With the nation at war, the White House has introduced a new justification for President Bush's $726 billion tax cut: Do it for the troops.

Three times in the past week, White House press secretary Ari Fleischer has urged the passage of Bush's tax cut, as he put it Monday, "to make sure that the economy can grow and that jobs can be created, so that when our men and women in the military return home, they'll have jobs to come home to."

Democrats and some moderate Republicans argue just the opposite: that Bush's tax cut is antithetical to the war effort and to a variety of defense and domestic causes in need of government funding. As evidence of this, the Senate voted yesterday to slash Bush's tax cut in half, to about $350 billion. Sen. Max Baucus (D-Mont.) attributed the vote to "concern about the cost and the uncertainty" of the Iraq war. "We've never cut taxes in time of war," he said.

The conflict in Iraq has begun to shape domestic policies and politics in varied -- and often unpredictable -- ways. Most everyone agrees the apprehension about the war caused the economy to stagnate in recent months, but, as the stock market swings in the last week indicate, it is not clear when that uncertainty will end, or even whether the economy will rally just because the war ends.

This guessing game, in turn, has affected the debate about Bush's tax cut. Last week, the Senate appeared on pace to join the House in approving the $726 billion tax cut with only small alterations. But this week, after the White House rolled out its six-month, $75 billion budget request for Iraq, lawmakers, confronting a budget deficit approaching $400 billion in the current year, reconsidered.

Last week, the Senate voted 62-38 against halving the tax cut; yesterday, it voted 51-48 in favor of devoting half of the tax cut amount to Social Security.

Democrats are using the war spending request, which Bush sent to the Hill on Tuesday, as ammunition against the tax cut, arguing that it is not affordable because the war spending request proves the funds are needed at home and abroad. For example, the administration, as part of the bidding process related to the funding request, said it wants to "facilitate rapid, universal health service delivery to the Iraqi population." Democrats say that is a fine idea, but it should also be done at home, where millions lack health insurance.

"The president needs to realize that funding homeland security, winning the war, stabilizing Iraq and dealing with the deficit is far more important to America than shoveling huge wads of cash to the wealthiest sliver of the population," said David Sirota, the spokesman for House Appropriations Committee Democrats.

Similarly, Sen. Christopher J. Dodd (D-Conn.) yesterday linked his support for the war spending to his tax-cut opposition. "I find it disturbing that this request comes as the president continues to dig us further in debt by pushing through a massive tax cut to benefit the most affluent," he said. "That's simply wrong considering our nation is at war and our service men and women are being asked to give the ultimate sacrifice halfway around the world."
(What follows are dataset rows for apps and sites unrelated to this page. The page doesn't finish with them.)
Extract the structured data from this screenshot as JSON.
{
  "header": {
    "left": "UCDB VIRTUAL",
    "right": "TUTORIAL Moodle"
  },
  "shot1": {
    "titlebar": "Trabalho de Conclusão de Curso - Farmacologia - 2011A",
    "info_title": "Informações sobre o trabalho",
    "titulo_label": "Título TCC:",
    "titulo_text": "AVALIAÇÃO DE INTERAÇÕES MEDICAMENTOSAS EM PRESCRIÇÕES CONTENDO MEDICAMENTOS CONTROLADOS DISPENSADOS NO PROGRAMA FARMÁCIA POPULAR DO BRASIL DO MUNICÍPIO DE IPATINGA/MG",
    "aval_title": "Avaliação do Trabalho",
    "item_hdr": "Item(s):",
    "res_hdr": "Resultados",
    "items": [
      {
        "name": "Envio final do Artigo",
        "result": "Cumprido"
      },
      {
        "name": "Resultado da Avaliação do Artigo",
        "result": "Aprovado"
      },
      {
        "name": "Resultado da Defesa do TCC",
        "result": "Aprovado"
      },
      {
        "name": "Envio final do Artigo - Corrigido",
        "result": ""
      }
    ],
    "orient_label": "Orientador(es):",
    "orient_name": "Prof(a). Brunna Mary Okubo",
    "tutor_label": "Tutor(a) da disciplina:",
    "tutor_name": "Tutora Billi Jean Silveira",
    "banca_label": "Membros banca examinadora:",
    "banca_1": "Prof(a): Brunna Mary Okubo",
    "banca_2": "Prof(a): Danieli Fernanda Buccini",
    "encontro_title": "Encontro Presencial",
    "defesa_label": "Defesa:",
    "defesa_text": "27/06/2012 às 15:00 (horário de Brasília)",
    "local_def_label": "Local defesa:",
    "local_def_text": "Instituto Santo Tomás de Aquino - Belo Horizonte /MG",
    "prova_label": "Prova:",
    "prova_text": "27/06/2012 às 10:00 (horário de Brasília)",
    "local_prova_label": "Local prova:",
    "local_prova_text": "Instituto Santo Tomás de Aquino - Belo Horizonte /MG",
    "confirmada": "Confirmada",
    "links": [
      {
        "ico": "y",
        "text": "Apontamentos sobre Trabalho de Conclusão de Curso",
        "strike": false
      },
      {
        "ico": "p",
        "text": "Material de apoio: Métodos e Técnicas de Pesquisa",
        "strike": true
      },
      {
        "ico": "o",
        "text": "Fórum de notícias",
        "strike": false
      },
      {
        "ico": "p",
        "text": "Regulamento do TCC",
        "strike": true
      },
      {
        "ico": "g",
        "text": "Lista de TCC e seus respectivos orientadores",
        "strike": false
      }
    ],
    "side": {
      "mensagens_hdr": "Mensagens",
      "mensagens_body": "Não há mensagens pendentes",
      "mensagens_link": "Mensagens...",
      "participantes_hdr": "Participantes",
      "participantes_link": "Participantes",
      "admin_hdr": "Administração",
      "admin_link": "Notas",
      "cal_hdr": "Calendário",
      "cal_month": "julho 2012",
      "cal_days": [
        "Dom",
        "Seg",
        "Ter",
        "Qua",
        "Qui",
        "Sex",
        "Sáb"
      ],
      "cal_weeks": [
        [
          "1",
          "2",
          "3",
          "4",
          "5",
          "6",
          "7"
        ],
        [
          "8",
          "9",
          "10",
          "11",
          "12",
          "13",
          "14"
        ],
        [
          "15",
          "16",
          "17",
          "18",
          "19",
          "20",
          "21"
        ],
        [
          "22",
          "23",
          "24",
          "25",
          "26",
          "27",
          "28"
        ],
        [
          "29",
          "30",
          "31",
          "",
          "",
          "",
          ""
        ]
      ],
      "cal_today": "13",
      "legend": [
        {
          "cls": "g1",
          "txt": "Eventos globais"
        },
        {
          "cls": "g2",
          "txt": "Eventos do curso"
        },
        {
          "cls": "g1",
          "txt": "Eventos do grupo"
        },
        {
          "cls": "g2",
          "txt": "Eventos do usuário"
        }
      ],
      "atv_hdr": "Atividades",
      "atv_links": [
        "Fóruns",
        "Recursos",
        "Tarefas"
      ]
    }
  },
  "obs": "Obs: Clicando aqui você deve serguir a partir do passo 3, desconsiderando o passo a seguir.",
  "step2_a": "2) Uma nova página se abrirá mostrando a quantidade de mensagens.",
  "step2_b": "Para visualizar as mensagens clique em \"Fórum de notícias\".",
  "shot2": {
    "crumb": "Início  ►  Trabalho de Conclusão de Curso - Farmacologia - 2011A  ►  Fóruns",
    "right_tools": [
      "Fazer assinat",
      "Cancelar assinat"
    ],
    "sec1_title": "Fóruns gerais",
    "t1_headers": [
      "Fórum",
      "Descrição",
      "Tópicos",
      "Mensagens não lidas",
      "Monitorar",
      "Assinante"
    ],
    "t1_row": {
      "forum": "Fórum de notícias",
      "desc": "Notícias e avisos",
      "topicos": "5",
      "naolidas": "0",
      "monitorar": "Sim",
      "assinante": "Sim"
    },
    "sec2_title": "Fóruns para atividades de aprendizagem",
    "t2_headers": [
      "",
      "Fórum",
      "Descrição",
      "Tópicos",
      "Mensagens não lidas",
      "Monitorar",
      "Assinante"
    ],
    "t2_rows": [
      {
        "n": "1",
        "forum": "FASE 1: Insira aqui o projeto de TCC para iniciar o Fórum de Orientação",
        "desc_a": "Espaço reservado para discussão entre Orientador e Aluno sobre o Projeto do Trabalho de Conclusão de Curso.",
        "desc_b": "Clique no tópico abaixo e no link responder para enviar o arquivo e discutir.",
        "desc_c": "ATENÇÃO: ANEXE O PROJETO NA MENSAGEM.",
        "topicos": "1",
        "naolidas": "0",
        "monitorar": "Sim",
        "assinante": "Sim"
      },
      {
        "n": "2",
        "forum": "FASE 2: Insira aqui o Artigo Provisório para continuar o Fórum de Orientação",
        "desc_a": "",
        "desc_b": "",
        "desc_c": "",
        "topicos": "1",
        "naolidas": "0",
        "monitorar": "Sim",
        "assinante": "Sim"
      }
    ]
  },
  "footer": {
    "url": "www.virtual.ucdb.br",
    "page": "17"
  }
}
The White House has sought to defeat that argument by making a patriotic case for tax cuts. Reading a quote from President John F. Kennedy supporting both tax cuts and defense spending, Fleischer suggested during Monday's briefing that a tax cut, because it would boost the economy, was needed to keep the military strong. "The stronger the economy, the stronger we are as a country," he said. "The stronger we are as a country, the stronger our military." Fleischer argues regularly that the tax cuts are needed so that "when the war is over, our military has jobs to come home to."

The argument has flaws. Those who serve in the military full time need not worry about having jobs when they come home. And under a 1994 law, employers must reinstate reservists in similar positions when they return from service, unless the company can document severe hardship.

Still, the notion of job creation is central to the administration's case for its tax cut. Officials argue that passage by June will result in the creation of 450,000 to 500,000 jobs by the fourth quarter.

Administration officials said yesterday a successful military campaign will remove a significant drag on the economy, principally by helping to lower oil prices that spiked during the winter in anticipation of the conflict. But, a senior administration official said: "Without a jobs and growth bill, I don't think we'll have growth high enough to absorb all the folks looking for work."

The Treasury Department is preparing to release a new study later this week designed to counter criticism of the tax plan as a budget buster. The study, according to a senior official, will conclude that 30 percent to 40 percent of the cost of the package will be returned in the form of tax receipts from higher economic growth.

Staff writer Dan Balz contributed to this report.